Got it? Good. Now this sets up an interesting concept when we consider gods and giants as ancestors. Everyone likes origins stories, likes to have a sense of where we came from. This is a good thing, but they should not be taken literally. Much of what follows is my intepretation, so please keep that in mind. As such, Fire and Ice are our most distant known ancestors, because all things we know of started here. Non-human ancestors to be specific. I like to use the categories of non-human, near-human and human ancestors. Just makes thing easier. All gods and giants are non-human ancestors. They may live, die and breed, but they are not human. So from Fire and Ice comes Ymir, and by extension Audhumla and Buri. From these three come every being and creature known in the literature.

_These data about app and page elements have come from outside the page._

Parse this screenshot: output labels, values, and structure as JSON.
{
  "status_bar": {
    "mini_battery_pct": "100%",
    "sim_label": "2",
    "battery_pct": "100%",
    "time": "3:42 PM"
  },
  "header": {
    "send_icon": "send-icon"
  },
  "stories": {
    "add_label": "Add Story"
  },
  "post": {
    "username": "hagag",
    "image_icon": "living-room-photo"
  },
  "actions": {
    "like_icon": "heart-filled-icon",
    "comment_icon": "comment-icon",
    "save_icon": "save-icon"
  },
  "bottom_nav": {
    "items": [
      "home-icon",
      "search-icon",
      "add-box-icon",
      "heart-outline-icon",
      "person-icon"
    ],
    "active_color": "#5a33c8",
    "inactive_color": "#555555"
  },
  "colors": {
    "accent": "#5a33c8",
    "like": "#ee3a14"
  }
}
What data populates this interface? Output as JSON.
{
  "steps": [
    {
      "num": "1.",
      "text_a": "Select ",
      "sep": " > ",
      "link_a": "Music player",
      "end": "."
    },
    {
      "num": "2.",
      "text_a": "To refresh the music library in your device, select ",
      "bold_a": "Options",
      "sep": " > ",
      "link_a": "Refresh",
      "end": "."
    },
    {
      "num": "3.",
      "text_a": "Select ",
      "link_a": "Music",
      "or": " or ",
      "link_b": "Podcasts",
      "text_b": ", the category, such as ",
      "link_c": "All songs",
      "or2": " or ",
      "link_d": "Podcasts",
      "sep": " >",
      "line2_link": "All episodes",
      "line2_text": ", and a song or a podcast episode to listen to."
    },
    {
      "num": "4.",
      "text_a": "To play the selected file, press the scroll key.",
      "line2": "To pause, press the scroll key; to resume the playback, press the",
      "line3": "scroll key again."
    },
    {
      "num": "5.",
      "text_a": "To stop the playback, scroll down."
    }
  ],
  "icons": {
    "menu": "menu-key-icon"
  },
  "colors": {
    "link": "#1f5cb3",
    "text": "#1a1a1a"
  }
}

Ymir’s three kids with Audhumla (because he loved her tits) are Mimer, Bestla and Thrudgelmir. Of course, depending on interpretation. Some scholars theorize Mimer and Bestla are siblings. In the Poetic Edda Bestla is the daughter , or even granddaughter of a giant named Bolthorn, not Ymir. Either way, take it or leave it. God and giant genealogy is complicated enough. I’m going with the three of them as Ymir’s kids, for simplicity’s sake.
As was mentioned above, I think of Mimer as the God-Father of dwarven kind. At first came the family of dwarf-gods, which includes Ivuldi and Sindri. (known as Durin and Dwalin to the dwarves. Their language is difference than ours, so are their names for things.) From Thrudgelmir comes Bergelmir, and from him all giants after the death of Ymir, which floods the world and kills most everything.
From Bestla and Bor come Odin and his two brothers, Vile and Ve, or Honer and Loki. This is one of those cases I think the two are one and the same. Most gods I will treat as individuals, but I think Honer and Loki are Vili and Ve. Odin had 99 names, why can’t his brothers?
As the general course of the myth, from these three comes all the peoples of the Norse men. I would say that Ash and Embla are their children, their human children, in some way. The men worship their “divine ancestors” as gods, and rightly so. The older of the non-human spirits are the gods, and later their mortal descendants which are the humans. In this way, the gods can be considered as a another type of ancestor.
That is another reason why ancestor worship is so central to what I do. Genealogy and ancestor work, lead me step by step, back through time to my mortal ancestors, and then to their gods. The gods of the North.